'''
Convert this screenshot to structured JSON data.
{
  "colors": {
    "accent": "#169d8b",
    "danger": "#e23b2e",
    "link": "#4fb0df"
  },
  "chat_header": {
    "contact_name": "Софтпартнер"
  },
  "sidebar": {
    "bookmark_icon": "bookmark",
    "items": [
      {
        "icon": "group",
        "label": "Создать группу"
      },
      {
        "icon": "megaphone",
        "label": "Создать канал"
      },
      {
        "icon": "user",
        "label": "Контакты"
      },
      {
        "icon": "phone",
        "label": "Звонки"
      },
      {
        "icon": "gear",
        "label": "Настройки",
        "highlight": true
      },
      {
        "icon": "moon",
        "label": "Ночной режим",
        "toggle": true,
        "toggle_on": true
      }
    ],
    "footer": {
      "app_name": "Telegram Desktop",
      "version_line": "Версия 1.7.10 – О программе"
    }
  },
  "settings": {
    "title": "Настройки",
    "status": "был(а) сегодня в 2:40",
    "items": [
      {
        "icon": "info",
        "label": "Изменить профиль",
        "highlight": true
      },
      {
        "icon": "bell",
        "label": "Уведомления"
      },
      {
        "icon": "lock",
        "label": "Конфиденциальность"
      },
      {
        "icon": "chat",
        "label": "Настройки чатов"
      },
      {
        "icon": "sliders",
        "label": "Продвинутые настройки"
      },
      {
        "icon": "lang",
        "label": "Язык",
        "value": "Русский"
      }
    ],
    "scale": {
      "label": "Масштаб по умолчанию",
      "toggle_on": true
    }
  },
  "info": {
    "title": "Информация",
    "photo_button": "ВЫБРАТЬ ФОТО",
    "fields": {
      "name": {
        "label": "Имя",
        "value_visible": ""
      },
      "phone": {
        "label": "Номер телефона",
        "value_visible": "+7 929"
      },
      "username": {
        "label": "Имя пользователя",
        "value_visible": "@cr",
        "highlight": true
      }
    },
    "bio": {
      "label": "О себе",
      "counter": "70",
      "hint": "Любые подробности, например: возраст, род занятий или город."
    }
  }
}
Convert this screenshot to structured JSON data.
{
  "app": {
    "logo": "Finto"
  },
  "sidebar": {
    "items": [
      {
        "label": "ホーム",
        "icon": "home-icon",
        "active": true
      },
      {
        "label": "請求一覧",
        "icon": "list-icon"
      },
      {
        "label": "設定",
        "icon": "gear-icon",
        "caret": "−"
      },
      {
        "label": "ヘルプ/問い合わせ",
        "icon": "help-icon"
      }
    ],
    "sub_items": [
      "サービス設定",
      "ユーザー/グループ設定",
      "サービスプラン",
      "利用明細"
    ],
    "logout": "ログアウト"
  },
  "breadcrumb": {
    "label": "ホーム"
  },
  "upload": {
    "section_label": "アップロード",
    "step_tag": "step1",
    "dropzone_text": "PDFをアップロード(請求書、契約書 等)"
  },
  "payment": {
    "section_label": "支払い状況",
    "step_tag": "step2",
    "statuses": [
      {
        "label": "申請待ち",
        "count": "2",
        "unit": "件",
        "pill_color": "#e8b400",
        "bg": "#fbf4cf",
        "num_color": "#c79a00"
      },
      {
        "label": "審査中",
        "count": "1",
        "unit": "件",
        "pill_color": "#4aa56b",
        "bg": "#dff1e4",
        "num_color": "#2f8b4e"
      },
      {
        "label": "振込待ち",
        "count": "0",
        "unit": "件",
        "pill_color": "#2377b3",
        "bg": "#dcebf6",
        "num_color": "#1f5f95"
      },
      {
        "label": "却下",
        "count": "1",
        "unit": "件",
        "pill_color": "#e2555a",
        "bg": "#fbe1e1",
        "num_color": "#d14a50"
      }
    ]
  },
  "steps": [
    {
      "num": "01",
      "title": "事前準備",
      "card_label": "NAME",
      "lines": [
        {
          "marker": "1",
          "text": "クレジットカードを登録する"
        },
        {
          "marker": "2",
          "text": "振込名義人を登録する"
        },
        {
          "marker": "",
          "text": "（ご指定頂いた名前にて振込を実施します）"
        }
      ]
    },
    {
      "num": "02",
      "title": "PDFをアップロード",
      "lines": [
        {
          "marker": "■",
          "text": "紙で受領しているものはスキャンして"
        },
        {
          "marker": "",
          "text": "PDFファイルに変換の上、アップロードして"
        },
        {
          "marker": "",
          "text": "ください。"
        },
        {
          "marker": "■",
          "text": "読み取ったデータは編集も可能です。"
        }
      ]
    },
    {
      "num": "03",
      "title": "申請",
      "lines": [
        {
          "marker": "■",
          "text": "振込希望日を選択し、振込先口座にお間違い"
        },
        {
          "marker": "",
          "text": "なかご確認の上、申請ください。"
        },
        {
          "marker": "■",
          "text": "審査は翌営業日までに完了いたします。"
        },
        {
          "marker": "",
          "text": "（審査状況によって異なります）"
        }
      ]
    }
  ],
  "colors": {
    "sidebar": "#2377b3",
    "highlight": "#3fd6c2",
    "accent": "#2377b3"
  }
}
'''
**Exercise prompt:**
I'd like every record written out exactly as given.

**Task response:**
Convert this screenshot to structured JSON data.
{
  "colors": {
    "accent": "#169d8b",
    "danger": "#e23b2e",
    "link": "#4fb0df"
  },
  "chat_header": {
    "contact_name": "Софтпартнер"
  },
  "sidebar": {
    "bookmark_icon": "bookmark",
    "items": [
      {
        "icon": "group",
        "label": "Создать группу"
      },
      {
        "icon": "megaphone",
        "label": "Создать канал"
      },
      {
        "icon": "user",
        "label": "Контакты"
      },
      {
        "icon": "phone",
        "label": "Звонки"
      },
      {
        "icon": "gear",
        "label": "Настройки",
        "highlight": true
      },
      {
        "icon": "moon",
        "label": "Ночной режим",
        "toggle": true,
        "toggle_on": true
      }
    ],
    "footer": {
      "app_name": "Telegram Desktop",
      "version_line": "Версия 1.7.10 – О программе"
    }
  },
  "settings": {
    "title": "Настройки",
    "status": "был(а) сегодня в 2:40",
    "items": [
      {
        "icon": "info",
        "label": "Изменить профиль",
        "highlight": true
      },
      {
        "icon": "bell",
        "label": "Уведомления"
      },
      {
        "icon": "lock",
        "label": "Конфиденциальность"
      },
      {
        "icon": "chat",
        "label": "Настройки чатов"
      },
      {
        "icon": "sliders",
        "label": "Продвинутые настройки"
      },
      {
        "icon": "lang",
        "label": "Язык",
        "value": "Русский"
      }
    ],
    "scale": {
      "label": "Масштаб по умолчанию",
      "toggle_on": true
    }
  },
  "info": {
    "title": "Информация",
    "photo_button": "ВЫБРАТЬ ФОТО",
    "fields": {
      "name": {
        "label": "Имя",
        "value_visible": ""
      },
      "phone": {
        "label": "Номер телефона",
        "value_visible": "+7 929"
      },
      "username": {
        "label": "Имя пользователя",
        "value_visible": "@cr",
        "highlight": true
      }
    },
    "bio": {
      "label": "О себе",
      "counter": "70",
      "hint": "Любые подробности, например: возраст, род занятий или город."
    }
  }
}
Convert this screenshot to structured JSON data.
{
  "app": {
    "logo": "Finto"
  },
  "sidebar": {
    "items": [
      {
        "label": "ホーム",
        "icon": "home-icon",
        "active": true
      },
      {
        "label": "請求一覧",
        "icon": "list-icon"
      },
      {
        "label": "設定",
        "icon": "gear-icon",
        "caret": "−"
      },
      {
        "label": "ヘルプ/問い合わせ",
        "icon": "help-icon"
      }
    ],
    "sub_items": [
      "サービス設定",
      "ユーザー/グループ設定",
      "サービスプラン",
      "利用明細"
    ],
    "logout": "ログアウト"
  },
  "breadcrumb": {
    "label": "ホーム"
  },
  "upload": {
    "section_label": "アップロード",
    "step_tag": "step1",
    "dropzone_text": "PDFをアップロード(請求書、契約書 等)"
  },
  "payment": {
    "section_label": "支払い状況",
    "step_tag": "step2",
    "statuses": [
      {
        "label": "申請待ち",
        "count": "2",
        "unit": "件",
        "pill_color": "#e8b400",
        "bg": "#fbf4cf",
        "num_color": "#c79a00"
      },
      {
        "label": "審査中",
        "count": "1",
        "unit": "件",
        "pill_color": "#4aa56b",
        "bg": "#dff1e4",
        "num_color": "#2f8b4e"
      },
      {
        "label": "振込待ち",
        "count": "0",
        "unit": "件",
        "pill_color": "#2377b3",
        "bg": "#dcebf6",
        "num_color": "#1f5f95"
      },
      {
        "label": "却下",
        "count": "1",
        "unit": "件",
        "pill_color": "#e2555a",
        "bg": "#fbe1e1",
        "num_color": "#d14a50"
      }
    ]
  },
  "steps": [
    {
      "num": "01",
      "title": "事前準備",
      "card_label": "NAME",
      "lines": [
        {
          "marker": "1",
          "text": "クレジットカードを登録する"
        },
        {
          "marker": "2",
          "text": "振込名義人を登録する"
        },
        {
          "marker": "",
          "text": "（ご指定頂いた名前にて振込を実施します）"
        }
      ]
    },
    {
      "num": "02",
      "title": "PDFをアップロード",
      "lines": [
        {
          "marker": "■",
          "text": "紙で受領しているものはスキャンして"
        },
        {
          "marker": "",
          "text": "PDFファイルに変換の上、アップロードして"
        },
        {
          "marker": "",
          "text": "ください。"
        },
        {
          "marker": "■",
          "text": "読み取ったデータは編集も可能です。"
        }
      ]
    },
    {
      "num": "03",
      "title": "申請",
      "lines": [
        {
          "marker": "■",
          "text": "振込希望日を選択し、振込先口座にお間違い"
        },
        {
          "marker": "",
          "text": "なかご確認の上、申請ください。"
        },
        {
          "marker": "■",
          "text": "審査は翌営業日までに完了いたします。"
        },
        {
          "marker": "",
          "text": "（審査状況によって異なります）"
        }
      ]
    }
  ],
  "colors": {
    "sidebar": "#2377b3",
    "highlight": "#3fd6c2",
    "accent": "#2377b3"
  }
}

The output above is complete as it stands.